* **How to complete this task**
Your answer is one number: the count of lines below that hold the word "value".

(Items from an interface collection)
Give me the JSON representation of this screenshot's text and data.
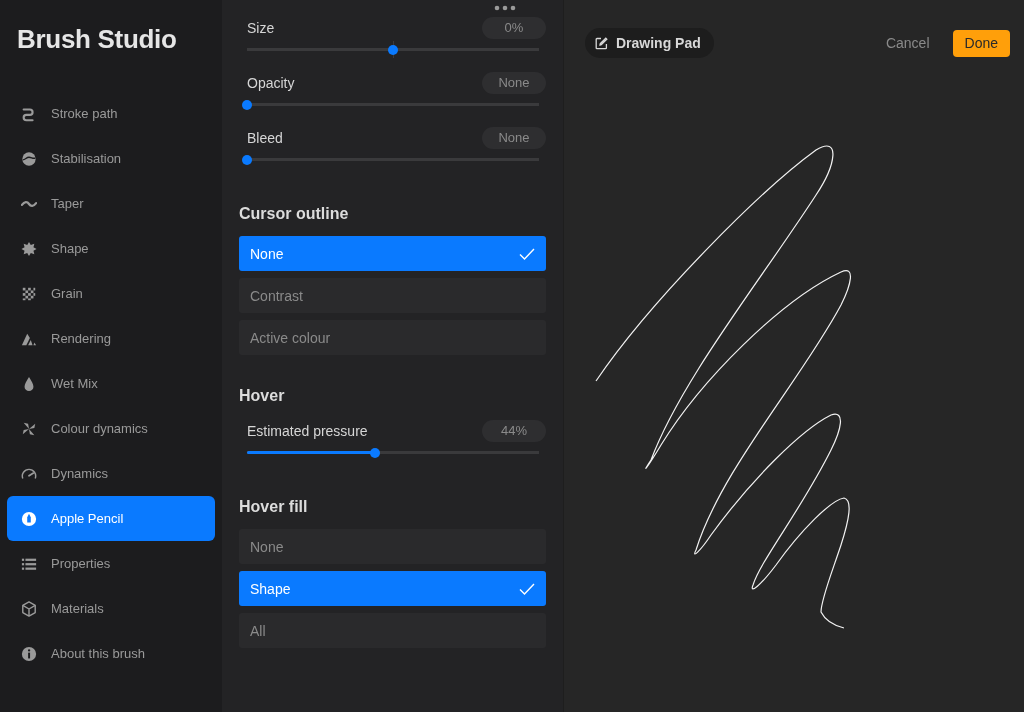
{
  "sidebar": {
    "title": "Brush Studio",
    "items": [
      {
        "label": "Stroke path",
        "selected": false
      },
      {
        "label": "Stabilisation",
        "selected": false
      },
      {
        "label": "Taper",
        "selected": false
      },
      {
        "label": "Shape",
        "selected": false
      },
      {
        "label": "Grain",
        "selected": false
      },
      {
        "label": "Rendering",
        "selected": false
      },
      {
        "label": "Wet Mix",
        "selected": false
      },
      {
        "label": "Colour dynamics",
        "selected": false
      },
      {
        "label": "Dynamics",
        "selected": false
      },
      {
        "label": "Apple Pencil",
        "selected": true
      },
      {
        "label": "Properties",
        "selected": false
      },
      {
        "label": "Materials",
        "selected": false
      },
      {
        "label": "About this brush",
        "selected": false
      }
    ]
  },
  "settings": {
    "sliders": [
      {
        "label": "Size",
        "value": "0%",
        "level": 0.5,
        "kind": "centered"
      },
      {
        "label": "Opacity",
        "value": "None",
        "level": 0,
        "kind": "plain"
      },
      {
        "label": "Bleed",
        "value": "None",
        "level": 0,
        "kind": "plain"
      }
    ],
    "sections": [
      {
        "heading": "Cursor outline",
        "kind": "options",
        "options": [
          {
            "label": "None",
            "selected": true
          },
          {
            "label": "Contrast",
            "selected": false
          },
          {
            "label": "Active colour",
            "selected": false
          }
        ]
      },
      {
        "heading": "Hover",
        "kind": "sliders",
        "sliders": [
          {
            "label": "Estimated pressure",
            "value": "44%",
            "level": 0.44,
            "kind": "plain"
          }
        ]
      },
      {
        "heading": "Hover fill",
        "kind": "options",
        "options": [
          {
            "label": "None",
            "selected": false
          },
          {
            "label": "Shape",
            "selected": true
          },
          {
            "label": "All",
            "selected": false
          }
        ]
      }
    ]
  },
  "drawing_pad": {
    "title": "Drawing Pad",
    "cancel": "Cancel",
    "done": "Done"
  }
}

* **Output for this exercise**
4